April 6, 2017
NICOA Points to American Indian/Alaska Health Disparities during National Minority Health Month
By: Christine Herman

This post originally appeared on the NICOA blog.


American Indian/Alaska Native (AI/AN) Elders have long experienced disparities in health and healthcare. A health disparity is a difference in health outcomes from different groups within the population.

Historically, AI/AN communities have had limited access to quality healthcare. One outcome of treaties between AI/AN communities and the federal government is that all federal recognized tribes have a right to healthcare services. The Indian Health Service (IHS)* was created to meet this federal commitment.

Although there are 567 federally recognized tribes to date, there are many more tribes still seeking federal recognition. Therefore, some AI/ANs are not eligible for IHS services. To further compound challenges, IHS services are primarily focused in rural areas in spite of the fact that 78% of AI/ANs now live in cities and urban areas. Disparities in health are a major issue in AI/AN communities and stronger advocacy is still required to address these pressing needs. (1)(2)(3)

Health Disparities
Health disparities for AI/Ns are clear. As of 2014, cancer is the leading cause of death for AI/ANs, followed by heart disease. The opposite is true for people of other races. AI/ANs experience certain cancers such as kidney, liver, and stomach cancer, at higher rates than non-Hispanic white (NHW) individuals. AI/ANs also face higher rates of obesity and diabetes than the general population, among other health disparities. (4)(2)

Social Determinants of Health
While it’s easy to focus on the numbers, these statistics represent the symptoms of the problem rather than the cause.

The specific reasons for health disparities are complex and represent much more than who AI/ANs are. They also represent where people live and the services available and accessible to them. Factors such as having a regular source of care, language and communication barriers, lack of diversity in the healthcare workforce, high rates of poverty, lack of insurance coverage, discrimination against AI/ANs, and large distances from healthcare services have all added to the disparities that affect AI/AN communities. (5)

These factors are what the U.S. Department of Health and Human Services has defined as the “Social Determinants of Health.” Broadly, the factors fall into five categories:

  1. economic stability
  2. education
  3. social/community setting
  4. health and healthcare, and
  5. neighborhood/environment.

Disparities in AI/AN health will not improve just by focusing on the numbers. Instead, improvement can be made through community health education, and economic standing, and by creating healthier and engaged communities.

NICOA’s Commitment
The National Indian Council on Aging (NICOA) strives to inform AI/AN Elders and others about healthcare disparities so that there is greater understanding about the many factors that influence health statistics and especially those that impact AI/AN communities.
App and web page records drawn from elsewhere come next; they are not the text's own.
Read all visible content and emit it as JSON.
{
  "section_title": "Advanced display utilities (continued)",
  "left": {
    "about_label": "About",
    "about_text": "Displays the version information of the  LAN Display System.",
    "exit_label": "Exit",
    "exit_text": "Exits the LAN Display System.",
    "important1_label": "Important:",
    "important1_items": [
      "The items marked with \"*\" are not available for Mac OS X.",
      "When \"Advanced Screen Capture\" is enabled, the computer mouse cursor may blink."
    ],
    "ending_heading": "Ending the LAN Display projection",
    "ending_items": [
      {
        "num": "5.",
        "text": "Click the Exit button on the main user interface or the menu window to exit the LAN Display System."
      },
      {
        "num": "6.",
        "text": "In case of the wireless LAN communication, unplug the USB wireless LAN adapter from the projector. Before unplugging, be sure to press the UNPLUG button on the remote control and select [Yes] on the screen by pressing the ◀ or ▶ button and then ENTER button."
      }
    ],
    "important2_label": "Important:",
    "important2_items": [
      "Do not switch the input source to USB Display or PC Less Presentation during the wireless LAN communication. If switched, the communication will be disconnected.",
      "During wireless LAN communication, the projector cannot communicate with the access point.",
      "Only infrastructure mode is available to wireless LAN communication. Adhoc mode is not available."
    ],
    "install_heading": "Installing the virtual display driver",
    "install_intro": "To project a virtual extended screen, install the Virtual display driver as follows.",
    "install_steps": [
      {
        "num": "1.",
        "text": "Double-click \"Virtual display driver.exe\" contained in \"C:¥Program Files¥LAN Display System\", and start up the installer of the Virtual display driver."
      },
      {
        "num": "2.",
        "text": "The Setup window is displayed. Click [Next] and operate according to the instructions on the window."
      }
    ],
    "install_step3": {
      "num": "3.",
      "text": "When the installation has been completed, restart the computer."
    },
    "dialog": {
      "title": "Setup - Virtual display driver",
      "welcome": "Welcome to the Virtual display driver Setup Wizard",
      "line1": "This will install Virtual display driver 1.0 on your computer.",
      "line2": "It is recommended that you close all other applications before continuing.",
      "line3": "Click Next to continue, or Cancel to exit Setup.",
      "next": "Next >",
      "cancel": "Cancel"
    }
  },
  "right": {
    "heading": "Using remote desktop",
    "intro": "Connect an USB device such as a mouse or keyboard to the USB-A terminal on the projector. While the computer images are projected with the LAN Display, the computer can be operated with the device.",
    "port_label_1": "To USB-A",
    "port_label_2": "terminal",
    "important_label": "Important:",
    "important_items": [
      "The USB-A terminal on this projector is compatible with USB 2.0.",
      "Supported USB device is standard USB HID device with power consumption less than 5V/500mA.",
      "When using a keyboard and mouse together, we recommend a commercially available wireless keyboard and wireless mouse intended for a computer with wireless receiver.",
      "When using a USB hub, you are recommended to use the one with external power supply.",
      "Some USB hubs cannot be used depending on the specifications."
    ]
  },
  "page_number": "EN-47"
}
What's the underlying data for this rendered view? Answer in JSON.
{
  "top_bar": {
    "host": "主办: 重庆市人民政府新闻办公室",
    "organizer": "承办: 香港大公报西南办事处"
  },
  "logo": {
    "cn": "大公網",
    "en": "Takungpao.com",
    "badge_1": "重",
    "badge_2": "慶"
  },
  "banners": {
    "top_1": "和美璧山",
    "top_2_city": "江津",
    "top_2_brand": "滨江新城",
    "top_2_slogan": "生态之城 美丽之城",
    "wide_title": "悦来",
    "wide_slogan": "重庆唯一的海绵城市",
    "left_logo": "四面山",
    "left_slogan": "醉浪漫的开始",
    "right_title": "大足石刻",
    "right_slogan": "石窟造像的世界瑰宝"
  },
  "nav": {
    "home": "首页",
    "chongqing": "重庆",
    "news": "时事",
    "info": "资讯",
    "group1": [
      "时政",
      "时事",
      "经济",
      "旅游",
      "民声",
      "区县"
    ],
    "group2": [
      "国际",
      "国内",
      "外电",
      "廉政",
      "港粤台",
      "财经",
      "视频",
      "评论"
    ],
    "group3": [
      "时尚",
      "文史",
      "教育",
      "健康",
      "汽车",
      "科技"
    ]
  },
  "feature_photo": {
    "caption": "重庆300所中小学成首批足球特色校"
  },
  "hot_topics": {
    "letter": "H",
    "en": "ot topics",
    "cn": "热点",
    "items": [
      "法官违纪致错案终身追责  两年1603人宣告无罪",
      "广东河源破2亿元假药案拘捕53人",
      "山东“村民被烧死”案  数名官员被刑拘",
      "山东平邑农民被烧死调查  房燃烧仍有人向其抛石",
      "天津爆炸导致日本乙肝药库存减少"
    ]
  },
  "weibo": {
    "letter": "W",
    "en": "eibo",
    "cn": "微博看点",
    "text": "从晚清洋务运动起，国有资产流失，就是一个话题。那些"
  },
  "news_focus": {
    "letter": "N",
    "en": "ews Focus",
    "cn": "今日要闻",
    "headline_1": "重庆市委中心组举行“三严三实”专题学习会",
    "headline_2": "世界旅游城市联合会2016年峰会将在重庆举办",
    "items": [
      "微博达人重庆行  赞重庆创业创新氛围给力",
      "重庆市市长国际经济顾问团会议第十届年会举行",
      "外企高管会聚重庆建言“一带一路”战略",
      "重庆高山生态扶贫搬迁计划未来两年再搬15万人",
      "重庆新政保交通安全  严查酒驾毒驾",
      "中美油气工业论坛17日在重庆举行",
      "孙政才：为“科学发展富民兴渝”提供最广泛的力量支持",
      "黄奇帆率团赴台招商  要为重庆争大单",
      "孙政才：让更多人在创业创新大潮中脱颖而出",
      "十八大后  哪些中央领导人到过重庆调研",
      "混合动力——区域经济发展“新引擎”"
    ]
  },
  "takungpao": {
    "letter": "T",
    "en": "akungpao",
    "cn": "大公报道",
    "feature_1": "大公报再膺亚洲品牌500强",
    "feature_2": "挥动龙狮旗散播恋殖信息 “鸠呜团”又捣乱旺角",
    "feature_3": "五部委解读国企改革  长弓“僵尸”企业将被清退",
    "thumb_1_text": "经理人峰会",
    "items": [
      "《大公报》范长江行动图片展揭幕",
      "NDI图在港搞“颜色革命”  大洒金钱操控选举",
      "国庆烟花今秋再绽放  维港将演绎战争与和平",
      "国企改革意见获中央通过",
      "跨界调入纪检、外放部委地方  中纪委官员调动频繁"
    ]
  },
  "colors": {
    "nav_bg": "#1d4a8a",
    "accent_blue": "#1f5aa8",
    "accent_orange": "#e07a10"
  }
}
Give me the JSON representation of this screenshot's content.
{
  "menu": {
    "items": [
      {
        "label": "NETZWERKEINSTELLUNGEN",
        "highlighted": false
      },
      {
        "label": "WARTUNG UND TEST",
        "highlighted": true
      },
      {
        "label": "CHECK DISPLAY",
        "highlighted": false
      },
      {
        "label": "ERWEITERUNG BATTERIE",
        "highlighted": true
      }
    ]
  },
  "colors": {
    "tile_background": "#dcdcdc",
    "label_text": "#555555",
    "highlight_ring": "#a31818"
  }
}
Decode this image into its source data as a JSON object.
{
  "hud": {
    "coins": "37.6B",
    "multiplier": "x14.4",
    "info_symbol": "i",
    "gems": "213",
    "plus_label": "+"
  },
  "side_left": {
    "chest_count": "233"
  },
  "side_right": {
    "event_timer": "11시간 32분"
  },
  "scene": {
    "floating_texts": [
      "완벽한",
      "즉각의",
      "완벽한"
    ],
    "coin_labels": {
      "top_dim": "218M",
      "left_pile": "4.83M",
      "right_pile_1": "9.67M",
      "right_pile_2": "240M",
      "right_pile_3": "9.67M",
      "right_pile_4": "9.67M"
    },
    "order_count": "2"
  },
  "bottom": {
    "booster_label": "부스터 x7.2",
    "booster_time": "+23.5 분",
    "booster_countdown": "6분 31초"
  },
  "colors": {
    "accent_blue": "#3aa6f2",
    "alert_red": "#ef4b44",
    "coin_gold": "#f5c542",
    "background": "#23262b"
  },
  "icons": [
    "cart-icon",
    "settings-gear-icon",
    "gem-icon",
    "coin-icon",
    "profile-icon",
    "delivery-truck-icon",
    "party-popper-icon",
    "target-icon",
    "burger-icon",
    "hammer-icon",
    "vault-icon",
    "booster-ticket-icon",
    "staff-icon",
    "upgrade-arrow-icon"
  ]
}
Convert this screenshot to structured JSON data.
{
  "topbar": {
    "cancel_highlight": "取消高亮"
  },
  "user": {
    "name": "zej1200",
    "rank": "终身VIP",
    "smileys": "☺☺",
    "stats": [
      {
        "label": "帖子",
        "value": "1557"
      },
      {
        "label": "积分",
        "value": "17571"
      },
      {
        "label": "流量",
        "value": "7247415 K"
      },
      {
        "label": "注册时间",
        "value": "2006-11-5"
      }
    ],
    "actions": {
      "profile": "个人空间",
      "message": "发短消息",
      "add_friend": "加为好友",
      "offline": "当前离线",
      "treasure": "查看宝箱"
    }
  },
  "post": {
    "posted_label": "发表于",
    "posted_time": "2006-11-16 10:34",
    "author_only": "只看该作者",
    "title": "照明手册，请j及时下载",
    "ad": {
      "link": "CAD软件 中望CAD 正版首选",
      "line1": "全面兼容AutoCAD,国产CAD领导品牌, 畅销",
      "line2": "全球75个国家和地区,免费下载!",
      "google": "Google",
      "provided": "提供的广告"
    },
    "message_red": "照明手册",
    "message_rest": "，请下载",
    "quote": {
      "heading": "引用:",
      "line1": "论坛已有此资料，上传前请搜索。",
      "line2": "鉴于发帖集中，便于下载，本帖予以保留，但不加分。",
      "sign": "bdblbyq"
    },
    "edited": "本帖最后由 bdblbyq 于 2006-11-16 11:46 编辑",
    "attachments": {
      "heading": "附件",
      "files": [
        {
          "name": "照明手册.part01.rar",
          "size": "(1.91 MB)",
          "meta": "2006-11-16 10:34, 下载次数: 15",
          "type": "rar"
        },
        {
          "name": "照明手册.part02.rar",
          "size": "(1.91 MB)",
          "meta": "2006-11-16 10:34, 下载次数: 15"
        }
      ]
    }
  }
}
NICOA’s mission is to advocate for improved comprehensive health, social services, and economic wellbeing for American Indian and Alaska Native Elders.

To help improve heath equity among AI/AN Elders, NICOA supports policies that:

  • Establish health education, awareness and prevention programs for AI/AN Elders
  • Fund ongoing research of health disparities in aging
  • Improve healthcare access and quality for Elders, and
  • Promote inclusion of AI/ANs in gerontology and geriatric research

Click here to download NICOA’s new fact sheet about health disparities in American Indian/Alaska Native communities.


*The Indian Health Service (IHS), an agency within the Department of Health and Human Services, is responsible for providing federal health services to American Indian and Alaska Natives.


  1. Centers for Disease Control, cdc.gov/minorityhealth/populations/REMP/aian.html
  2. US Dept. of Health and Human Services, Cancer and American Indians/Alaska Natives, http://www.minorityhealth.hhs.gov/omh/browse.aspx?lvl-4&lvllD-31
  3. US Dept. of Health and Human Services, http://www.minorityhealth.hhs.gov/omh/browse.aspx?lvl-3&lvllD-62
  4. Centers for Disease Control, http://www.cdc.gov/media/releases/2014-p0422-natamerican-deathrate.html
  5. Indian Health Service, https//www.ihs.gov/newsroom/factsheets/disparities/


The opinions expressed in this article are those of the author and do not necessarily reflect those of the Diverse Elders Coalition.